Sep 5th 2014

Norman Zammitt / Jeremy Bolen (Closing Reception)

@ Andrew Rafacz Gallery

835 W. Washington Blvd., 2nd Fl., Chicago, IL 60607

Opening Friday, September 5th, from 4PM - 7PM

On view through Saturday, September 6th

A pioneer of the Light and Space movement of Southern California, Norman Zammitt often worked on canvases that were mural-sized, but the artist also worked intensely on much smaller paintings in his studio, resolving his own ideas about color. Far from being studies for the larger works, they are masterful executions in their own right.

His dedication to the potential of color and precision in applying paint produced courageous, sublime works.

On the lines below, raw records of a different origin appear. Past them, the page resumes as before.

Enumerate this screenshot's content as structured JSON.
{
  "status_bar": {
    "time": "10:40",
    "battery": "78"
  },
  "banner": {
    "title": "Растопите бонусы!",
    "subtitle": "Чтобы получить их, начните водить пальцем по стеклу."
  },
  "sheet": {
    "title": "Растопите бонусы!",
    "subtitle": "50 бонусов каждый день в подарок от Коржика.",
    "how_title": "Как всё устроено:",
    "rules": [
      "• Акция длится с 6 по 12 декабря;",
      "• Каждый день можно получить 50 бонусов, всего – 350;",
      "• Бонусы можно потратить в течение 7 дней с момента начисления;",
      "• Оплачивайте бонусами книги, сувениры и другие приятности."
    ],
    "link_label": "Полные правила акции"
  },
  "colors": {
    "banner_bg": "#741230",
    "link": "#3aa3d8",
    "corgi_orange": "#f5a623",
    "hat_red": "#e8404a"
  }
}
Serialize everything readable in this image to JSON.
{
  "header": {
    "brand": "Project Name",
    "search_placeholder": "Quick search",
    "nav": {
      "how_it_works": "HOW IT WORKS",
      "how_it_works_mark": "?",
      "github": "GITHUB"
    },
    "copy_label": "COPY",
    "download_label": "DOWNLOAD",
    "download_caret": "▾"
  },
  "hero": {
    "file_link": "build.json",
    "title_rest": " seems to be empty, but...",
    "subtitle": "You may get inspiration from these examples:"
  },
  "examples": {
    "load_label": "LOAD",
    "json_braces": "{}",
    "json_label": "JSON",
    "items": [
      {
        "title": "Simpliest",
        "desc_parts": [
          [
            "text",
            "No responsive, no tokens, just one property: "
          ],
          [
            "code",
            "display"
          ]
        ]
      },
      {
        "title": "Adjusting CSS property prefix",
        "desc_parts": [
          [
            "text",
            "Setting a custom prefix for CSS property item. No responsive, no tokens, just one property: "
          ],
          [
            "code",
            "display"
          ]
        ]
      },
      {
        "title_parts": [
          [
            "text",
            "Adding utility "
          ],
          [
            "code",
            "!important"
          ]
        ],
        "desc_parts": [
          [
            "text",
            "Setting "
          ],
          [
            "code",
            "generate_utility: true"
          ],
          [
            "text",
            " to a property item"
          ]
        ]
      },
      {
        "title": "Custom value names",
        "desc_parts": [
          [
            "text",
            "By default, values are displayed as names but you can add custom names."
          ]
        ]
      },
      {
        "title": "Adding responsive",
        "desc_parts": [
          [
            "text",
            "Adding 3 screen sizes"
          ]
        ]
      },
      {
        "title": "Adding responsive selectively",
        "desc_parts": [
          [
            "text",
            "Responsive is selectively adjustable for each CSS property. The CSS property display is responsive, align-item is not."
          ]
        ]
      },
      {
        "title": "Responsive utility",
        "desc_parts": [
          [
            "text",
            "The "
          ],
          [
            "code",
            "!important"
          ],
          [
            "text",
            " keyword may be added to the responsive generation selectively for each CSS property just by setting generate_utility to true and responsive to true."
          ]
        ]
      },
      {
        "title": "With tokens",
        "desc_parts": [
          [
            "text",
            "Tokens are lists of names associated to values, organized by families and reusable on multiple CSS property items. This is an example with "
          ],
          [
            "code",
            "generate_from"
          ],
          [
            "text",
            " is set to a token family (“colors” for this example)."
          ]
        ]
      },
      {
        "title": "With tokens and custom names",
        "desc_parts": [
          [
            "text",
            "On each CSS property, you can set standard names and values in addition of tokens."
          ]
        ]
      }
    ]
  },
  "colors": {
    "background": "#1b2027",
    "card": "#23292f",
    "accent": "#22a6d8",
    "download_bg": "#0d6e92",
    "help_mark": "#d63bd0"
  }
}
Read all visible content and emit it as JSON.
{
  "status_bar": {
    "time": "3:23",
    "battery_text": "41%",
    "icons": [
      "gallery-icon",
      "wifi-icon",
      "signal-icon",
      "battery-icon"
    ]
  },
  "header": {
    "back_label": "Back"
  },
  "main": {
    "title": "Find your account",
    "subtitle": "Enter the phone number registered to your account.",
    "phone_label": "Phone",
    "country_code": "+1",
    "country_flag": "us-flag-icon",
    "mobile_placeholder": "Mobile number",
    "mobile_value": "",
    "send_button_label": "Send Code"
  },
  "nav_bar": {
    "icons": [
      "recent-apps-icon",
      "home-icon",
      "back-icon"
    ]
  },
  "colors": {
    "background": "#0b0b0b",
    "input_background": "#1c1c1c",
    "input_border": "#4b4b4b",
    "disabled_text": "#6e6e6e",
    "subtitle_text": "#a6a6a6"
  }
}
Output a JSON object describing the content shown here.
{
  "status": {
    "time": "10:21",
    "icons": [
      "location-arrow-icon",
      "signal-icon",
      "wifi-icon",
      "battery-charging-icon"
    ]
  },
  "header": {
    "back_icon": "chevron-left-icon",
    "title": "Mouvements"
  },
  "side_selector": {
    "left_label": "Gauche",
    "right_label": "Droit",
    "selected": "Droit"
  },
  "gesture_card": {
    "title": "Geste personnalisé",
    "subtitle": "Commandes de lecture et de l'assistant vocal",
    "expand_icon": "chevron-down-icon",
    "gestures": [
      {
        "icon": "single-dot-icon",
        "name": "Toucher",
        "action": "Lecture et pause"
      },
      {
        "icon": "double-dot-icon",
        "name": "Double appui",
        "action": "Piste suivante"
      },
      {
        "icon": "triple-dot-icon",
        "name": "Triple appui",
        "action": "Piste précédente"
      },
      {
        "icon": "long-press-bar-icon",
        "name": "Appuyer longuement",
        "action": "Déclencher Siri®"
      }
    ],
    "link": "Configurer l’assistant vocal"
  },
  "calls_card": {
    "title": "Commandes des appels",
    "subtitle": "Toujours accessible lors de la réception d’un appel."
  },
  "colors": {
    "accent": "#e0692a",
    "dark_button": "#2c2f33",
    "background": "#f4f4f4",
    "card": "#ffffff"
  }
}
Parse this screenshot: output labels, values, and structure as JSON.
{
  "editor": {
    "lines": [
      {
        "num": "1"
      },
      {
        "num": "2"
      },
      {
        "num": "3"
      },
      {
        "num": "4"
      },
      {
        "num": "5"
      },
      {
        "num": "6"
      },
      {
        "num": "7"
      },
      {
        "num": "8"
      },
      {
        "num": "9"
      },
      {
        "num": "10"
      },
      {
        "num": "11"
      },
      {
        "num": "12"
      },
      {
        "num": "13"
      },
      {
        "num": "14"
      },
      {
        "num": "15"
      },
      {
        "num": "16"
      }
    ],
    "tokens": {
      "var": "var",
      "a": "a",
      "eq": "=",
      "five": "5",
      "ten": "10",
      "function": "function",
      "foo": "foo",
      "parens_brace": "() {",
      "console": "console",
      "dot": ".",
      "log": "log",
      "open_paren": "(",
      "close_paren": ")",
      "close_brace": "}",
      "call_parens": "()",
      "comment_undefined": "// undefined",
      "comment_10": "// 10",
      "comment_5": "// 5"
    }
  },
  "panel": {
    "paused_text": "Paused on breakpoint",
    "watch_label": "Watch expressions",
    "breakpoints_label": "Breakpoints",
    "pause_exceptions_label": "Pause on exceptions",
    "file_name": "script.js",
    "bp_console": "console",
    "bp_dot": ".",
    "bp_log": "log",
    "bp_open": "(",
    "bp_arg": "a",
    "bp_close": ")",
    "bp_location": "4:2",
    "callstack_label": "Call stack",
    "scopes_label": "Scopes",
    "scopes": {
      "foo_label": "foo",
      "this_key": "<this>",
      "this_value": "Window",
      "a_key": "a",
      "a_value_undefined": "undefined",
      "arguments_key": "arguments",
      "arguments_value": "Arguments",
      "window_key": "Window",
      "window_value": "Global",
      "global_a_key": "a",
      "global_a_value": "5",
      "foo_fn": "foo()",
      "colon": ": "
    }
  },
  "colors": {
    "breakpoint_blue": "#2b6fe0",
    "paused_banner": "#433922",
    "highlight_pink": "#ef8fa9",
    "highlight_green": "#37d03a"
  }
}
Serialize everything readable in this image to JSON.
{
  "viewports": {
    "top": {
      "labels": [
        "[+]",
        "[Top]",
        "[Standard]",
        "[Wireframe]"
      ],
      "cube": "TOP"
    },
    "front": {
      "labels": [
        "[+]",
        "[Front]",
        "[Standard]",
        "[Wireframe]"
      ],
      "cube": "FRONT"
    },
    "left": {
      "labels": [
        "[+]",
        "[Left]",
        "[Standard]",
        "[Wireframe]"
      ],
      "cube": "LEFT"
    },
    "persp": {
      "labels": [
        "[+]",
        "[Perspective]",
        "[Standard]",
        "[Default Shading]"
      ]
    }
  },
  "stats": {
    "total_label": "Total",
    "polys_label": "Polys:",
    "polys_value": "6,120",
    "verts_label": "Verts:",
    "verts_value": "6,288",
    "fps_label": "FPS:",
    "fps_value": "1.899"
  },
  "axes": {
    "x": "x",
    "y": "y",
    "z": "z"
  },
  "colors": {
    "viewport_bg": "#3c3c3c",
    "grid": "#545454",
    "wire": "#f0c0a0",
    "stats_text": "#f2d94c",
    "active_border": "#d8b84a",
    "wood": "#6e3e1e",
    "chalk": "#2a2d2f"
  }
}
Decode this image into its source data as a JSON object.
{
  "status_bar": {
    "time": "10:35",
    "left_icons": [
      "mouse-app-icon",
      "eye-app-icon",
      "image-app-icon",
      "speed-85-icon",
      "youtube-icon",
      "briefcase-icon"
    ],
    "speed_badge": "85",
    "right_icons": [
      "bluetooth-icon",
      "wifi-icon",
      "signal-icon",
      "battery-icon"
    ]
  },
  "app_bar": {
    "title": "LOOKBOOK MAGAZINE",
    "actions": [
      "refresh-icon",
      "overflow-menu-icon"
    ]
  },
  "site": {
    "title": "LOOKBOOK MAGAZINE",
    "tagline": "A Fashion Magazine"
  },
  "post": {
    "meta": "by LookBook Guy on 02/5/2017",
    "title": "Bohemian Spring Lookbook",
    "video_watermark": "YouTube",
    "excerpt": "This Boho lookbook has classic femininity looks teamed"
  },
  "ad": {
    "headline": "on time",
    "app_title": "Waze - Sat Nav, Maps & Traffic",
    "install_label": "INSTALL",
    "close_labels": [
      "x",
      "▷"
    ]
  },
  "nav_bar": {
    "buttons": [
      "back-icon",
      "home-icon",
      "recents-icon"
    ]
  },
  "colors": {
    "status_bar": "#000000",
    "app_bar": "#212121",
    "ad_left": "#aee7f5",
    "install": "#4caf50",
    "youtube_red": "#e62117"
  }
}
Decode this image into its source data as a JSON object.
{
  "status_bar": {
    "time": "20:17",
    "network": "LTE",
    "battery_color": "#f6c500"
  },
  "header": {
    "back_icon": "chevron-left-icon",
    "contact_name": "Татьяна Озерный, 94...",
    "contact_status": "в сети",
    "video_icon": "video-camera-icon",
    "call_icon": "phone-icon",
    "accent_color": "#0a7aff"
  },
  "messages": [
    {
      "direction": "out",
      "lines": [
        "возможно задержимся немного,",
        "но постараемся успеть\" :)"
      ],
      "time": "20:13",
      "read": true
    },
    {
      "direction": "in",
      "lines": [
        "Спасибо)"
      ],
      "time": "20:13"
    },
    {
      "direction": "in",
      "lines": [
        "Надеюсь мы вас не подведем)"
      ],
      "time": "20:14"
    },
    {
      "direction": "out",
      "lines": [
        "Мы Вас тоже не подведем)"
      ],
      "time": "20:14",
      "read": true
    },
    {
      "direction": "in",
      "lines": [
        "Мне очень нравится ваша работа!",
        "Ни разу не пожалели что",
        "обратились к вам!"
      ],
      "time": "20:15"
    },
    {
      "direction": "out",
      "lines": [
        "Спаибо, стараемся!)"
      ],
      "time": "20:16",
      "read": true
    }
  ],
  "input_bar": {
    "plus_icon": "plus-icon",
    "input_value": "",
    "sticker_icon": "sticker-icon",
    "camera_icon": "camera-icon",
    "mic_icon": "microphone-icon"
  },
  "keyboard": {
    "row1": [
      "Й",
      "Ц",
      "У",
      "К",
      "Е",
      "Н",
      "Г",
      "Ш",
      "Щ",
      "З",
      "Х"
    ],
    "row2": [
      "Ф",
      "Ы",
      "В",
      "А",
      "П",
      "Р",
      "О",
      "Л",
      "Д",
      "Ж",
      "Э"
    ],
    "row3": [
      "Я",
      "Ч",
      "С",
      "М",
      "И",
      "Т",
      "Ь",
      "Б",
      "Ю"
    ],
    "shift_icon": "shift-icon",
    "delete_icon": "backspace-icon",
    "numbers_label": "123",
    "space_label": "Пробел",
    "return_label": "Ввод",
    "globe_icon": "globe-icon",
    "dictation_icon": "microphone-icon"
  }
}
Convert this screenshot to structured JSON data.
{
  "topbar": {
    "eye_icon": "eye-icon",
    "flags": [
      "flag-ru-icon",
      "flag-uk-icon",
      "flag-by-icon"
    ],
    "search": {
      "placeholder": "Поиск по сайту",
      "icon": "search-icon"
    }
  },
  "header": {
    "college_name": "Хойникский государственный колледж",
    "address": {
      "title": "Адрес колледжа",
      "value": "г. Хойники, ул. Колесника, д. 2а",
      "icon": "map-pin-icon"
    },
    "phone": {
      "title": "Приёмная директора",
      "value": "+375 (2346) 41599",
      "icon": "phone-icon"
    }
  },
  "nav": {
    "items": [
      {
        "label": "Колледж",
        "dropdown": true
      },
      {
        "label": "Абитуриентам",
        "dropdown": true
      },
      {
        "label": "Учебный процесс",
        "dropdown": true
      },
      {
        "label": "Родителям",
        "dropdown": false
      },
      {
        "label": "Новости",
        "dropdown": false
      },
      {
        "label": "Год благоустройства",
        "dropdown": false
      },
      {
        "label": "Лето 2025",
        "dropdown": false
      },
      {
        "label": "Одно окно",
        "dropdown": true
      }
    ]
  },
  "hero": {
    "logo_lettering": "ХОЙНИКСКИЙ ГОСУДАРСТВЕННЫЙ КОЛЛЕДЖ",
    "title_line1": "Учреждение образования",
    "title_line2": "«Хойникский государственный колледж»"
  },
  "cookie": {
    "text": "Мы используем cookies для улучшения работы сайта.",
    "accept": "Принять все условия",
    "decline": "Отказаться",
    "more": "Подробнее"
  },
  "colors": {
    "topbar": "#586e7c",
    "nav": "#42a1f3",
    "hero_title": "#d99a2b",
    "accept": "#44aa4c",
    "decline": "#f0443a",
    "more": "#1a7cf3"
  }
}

Approaching his work with the rigor of a scientist or mathematician, these linear geometric abstractions begin with substantial research into the mixture and gradation of color, but the final paintings are ethereal investigations of light, indebted to the beauty of the natural world.

This exhibition presents Zammitt’s smaller paintings with an impact that matches the large murals, many of which have not been seen or exhibited for decades. A catalogue of works from the exhibition, with essays by several contemporary painters and writers, is forthcoming.

NORMAN ZAMMIT (Canadian, b. 1931 – † 2007) lived and worked in Pasadena, California. Zammitt was of Native American and Sicilian descent. Following life on the Caugnawaga Reservation outside of Montreal and in Buffalo New York, he moved with his family to California in 1945. He studied at Pasadena City College and went on to earn his MFA at Otis Art Institute in 1961, where he created collages and abstract paintings inspired by the landscape. In 1964 Zammitt turned from oil paint to acrylic plastic resin, producing box-like sculptures that explored color and transparency. By the early 1970s, he returned to painting, continuing his investigations of color relationships through precisely rendered striped paintings. Zammitt’s mathematical color combinations produce the illusion of deep dimensionality and dramatic optic effects. His large painting North Wall (1977) was included in the Getty’s Pacific Standard Time exhibition in 2011.

Investigating unresolved energies that still remain from human intervention with the planet, Jeremy Bolen’s newest body of work presents imagery of the visible and invisible as an evolving landscape remaining from military and scientific research. The artist’s focus for the exhibition involves two distinct but historically and environmentally charged locations for his project: a long decommissioned experimental nuclear plant on a well known surfing beach in Puerto Rico commonly referred to as “Domes” and a vaguely defined area near the border of Utah and Nevada where undocumented military exercises, experiments and practice missions once occurred.

Using site-specific modes of recording, the artist traveled to both sites utilizing various experimental documentary techniques including burying film and collecting samples to create his evolving images. These works articulate a tension between the visible and invisible, the actual and the representational, both interred in the literal landscape and tied to the history of landscape photography, and reveal potential presences that are beyond our sensory and measurement capabilities.

JEREMY BOLEN (American, b. 1977) lives and works in Chicago. He received his MFA from UIC in 2012.
He is a recent recipient of an Anthropocene Campus Residency in Berlin, Germany; Center for Land Use Interpretation Residency in Wendover, Utah; Joshua Tree Highlands Residency in Joshua Tree, CA; and the Provost Award for Graduate Research from the University of Illinois at Chicago. His work has been widely exhibited in galleries and institutions, including Galerie Zürcher, Paris; Salon Zürcher, New York; The Drake, Toronto; Untitled Art Fair, Miami; Depaul University Art Museum, Chicago; Hyde Park Art Center, Chicago, and Roots and Culture, Chicago. His work was recently included in Ghost Nature at La Box, Bourges, France and Gallery 400, Chicago; Fragments of an Unknowable World, Ohio State University, Columbus, OH; and Lateral, The Mission, Houston, TX. Concurrent with this exhibition, the artist will present new works as part of Phantoms in the Dirt, curated by Karsten Lund, opening July 24, at the Museum of Contemporary Photography, Chicago, IL.

Official Website

More events on this date

Tags: , , , , , , ,